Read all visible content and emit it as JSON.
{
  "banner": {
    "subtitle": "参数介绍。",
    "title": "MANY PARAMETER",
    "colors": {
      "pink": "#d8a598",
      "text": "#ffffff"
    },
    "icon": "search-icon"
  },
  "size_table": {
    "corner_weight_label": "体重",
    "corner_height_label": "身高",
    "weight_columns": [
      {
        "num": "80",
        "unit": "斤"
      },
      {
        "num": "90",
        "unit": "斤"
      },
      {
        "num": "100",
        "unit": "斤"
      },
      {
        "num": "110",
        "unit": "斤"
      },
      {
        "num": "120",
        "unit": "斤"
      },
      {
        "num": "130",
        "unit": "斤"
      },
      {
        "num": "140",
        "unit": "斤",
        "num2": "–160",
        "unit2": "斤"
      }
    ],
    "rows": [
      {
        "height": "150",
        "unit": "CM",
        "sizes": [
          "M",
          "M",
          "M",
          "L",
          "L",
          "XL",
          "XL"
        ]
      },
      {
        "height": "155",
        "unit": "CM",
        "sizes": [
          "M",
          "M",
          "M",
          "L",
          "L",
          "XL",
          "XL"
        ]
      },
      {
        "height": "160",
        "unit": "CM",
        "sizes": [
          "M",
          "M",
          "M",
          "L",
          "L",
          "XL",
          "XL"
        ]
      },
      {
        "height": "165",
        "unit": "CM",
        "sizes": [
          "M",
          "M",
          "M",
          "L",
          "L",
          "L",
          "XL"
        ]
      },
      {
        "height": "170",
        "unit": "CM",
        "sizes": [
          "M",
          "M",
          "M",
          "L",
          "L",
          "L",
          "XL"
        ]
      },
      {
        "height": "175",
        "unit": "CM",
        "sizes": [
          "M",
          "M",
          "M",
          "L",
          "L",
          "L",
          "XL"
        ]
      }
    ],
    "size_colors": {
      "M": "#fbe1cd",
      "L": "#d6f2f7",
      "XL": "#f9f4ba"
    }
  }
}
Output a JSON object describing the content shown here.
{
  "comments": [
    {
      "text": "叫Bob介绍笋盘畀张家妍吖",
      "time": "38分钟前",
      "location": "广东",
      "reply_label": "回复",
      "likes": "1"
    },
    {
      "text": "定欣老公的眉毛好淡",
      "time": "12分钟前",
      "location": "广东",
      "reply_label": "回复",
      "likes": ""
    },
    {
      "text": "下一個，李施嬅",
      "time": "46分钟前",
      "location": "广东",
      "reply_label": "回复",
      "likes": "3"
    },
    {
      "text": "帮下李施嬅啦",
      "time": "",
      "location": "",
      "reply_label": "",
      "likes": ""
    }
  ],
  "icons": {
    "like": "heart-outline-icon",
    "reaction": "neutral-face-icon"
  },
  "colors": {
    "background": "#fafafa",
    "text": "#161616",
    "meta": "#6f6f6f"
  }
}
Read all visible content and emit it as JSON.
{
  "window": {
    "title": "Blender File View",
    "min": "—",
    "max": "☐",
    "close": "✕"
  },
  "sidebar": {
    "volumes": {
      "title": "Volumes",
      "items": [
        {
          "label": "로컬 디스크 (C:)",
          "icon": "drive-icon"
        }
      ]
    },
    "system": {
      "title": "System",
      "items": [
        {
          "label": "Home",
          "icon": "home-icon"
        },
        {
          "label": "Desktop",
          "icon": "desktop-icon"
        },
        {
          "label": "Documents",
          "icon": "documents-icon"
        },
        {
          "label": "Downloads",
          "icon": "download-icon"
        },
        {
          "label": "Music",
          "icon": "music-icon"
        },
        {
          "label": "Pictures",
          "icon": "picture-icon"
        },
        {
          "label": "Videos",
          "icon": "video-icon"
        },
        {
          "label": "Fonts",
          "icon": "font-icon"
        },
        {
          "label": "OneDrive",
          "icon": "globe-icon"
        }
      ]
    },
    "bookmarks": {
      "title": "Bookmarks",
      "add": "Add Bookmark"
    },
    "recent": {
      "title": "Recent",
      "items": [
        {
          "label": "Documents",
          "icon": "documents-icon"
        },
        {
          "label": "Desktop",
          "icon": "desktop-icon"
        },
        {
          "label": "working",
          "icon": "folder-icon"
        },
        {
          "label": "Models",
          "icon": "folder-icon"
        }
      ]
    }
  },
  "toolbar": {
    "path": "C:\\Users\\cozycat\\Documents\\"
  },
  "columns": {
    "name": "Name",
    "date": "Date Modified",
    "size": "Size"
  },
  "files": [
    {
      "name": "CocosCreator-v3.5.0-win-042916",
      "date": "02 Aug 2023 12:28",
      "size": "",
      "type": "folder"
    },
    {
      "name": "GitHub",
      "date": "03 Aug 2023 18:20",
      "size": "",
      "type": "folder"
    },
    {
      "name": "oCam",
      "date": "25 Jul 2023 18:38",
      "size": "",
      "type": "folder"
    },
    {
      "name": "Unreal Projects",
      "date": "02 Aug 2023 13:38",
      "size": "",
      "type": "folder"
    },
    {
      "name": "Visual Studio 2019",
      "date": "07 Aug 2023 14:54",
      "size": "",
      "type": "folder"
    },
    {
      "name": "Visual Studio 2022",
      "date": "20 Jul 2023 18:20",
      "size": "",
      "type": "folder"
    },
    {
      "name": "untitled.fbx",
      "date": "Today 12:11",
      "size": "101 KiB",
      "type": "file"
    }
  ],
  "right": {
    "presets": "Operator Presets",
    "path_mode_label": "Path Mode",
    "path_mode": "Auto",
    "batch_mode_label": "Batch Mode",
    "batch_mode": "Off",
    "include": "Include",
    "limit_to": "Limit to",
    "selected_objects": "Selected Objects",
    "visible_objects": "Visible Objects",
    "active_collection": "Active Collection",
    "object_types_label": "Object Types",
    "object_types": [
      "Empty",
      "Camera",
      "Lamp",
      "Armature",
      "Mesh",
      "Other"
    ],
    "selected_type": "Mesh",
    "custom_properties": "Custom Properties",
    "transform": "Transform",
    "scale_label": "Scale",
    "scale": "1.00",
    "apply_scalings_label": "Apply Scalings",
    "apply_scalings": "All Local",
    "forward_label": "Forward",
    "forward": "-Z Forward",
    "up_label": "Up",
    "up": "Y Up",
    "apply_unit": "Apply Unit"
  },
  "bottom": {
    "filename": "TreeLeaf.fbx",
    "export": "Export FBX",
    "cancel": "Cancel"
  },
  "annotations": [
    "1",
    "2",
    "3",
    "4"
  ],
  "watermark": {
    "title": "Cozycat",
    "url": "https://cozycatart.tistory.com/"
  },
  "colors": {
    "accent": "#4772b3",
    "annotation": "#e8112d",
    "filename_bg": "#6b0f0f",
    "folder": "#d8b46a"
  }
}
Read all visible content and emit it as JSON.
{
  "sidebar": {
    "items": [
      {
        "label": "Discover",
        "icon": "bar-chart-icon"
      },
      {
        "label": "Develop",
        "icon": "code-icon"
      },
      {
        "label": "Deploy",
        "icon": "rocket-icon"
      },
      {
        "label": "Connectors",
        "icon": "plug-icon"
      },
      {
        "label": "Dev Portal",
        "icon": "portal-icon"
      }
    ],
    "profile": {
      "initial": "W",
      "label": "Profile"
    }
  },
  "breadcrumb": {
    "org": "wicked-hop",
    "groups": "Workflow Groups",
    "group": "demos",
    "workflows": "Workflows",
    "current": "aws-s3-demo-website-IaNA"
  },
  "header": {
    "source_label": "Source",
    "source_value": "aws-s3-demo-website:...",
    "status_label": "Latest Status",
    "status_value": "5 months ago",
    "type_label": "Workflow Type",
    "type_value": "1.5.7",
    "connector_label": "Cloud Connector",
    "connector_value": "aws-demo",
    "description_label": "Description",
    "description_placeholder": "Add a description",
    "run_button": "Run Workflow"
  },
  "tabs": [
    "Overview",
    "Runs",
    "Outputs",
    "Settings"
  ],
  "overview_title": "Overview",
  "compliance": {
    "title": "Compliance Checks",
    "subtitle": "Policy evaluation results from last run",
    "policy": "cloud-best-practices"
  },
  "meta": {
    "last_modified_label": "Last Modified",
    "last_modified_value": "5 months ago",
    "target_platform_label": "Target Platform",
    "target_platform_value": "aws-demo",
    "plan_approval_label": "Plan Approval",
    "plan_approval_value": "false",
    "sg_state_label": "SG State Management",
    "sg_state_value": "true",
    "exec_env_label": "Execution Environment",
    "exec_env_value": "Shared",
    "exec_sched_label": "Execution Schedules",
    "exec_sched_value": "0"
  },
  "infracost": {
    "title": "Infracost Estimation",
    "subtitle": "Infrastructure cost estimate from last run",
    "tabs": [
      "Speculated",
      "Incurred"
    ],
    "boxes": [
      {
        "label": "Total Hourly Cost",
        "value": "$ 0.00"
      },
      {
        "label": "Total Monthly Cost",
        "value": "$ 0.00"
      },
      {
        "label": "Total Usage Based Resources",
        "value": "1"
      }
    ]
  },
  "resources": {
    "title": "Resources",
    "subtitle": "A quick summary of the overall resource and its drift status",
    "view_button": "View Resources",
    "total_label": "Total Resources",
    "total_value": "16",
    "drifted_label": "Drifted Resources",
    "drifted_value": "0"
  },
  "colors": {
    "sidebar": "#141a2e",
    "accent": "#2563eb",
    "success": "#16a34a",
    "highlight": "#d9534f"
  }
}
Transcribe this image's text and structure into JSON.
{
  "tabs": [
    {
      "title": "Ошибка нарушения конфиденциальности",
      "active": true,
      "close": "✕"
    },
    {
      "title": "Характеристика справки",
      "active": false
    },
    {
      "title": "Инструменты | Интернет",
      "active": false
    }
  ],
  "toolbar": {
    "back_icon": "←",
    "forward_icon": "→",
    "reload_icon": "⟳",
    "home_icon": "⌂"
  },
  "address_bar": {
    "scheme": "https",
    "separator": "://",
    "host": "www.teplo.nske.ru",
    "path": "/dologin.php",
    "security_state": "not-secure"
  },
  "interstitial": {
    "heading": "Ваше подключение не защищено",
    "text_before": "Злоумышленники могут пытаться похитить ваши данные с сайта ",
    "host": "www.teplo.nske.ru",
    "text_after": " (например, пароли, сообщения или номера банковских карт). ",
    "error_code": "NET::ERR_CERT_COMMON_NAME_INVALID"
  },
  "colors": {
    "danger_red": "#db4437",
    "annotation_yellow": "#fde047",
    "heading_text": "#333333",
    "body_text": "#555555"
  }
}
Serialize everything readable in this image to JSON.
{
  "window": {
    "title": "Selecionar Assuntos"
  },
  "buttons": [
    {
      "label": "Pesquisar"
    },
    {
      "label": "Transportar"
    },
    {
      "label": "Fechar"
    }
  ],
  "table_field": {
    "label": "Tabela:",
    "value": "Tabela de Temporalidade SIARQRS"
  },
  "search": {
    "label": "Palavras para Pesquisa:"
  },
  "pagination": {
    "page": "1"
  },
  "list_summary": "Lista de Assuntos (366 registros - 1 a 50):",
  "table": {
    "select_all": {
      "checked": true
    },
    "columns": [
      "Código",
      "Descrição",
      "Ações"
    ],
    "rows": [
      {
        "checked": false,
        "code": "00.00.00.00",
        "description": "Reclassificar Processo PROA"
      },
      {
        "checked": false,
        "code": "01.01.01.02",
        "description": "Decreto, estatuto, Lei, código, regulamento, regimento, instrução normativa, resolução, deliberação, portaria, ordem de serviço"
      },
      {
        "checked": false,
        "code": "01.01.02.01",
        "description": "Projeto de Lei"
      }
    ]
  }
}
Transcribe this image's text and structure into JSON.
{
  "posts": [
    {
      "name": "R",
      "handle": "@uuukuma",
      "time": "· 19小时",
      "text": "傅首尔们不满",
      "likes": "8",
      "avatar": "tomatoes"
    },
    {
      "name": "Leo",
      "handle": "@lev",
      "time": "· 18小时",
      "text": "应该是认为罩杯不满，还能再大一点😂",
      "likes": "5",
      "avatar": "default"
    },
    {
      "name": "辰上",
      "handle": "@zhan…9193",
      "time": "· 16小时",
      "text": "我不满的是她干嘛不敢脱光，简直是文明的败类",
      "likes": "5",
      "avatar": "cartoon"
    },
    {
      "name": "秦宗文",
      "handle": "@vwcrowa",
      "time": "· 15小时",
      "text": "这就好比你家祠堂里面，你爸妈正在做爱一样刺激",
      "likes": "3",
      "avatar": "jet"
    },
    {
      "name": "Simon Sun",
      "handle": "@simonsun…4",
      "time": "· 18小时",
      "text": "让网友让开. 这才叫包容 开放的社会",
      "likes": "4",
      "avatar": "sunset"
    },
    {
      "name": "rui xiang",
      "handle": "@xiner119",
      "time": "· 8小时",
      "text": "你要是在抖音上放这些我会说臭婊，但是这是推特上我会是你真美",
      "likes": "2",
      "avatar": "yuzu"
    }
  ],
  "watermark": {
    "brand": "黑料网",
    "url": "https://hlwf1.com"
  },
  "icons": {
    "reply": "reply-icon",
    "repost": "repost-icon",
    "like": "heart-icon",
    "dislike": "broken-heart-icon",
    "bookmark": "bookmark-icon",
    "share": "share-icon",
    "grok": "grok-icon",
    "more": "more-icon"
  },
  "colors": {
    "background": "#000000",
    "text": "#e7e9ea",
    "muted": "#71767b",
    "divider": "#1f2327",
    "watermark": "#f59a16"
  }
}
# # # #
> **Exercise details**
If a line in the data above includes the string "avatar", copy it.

> **Answer area**
      "avatar": "tomatoes"
      "avatar": "default"
      "avatar": "cartoon"
      "avatar": "jet"
      "avatar": "sunset"
      "avatar": "yuzu"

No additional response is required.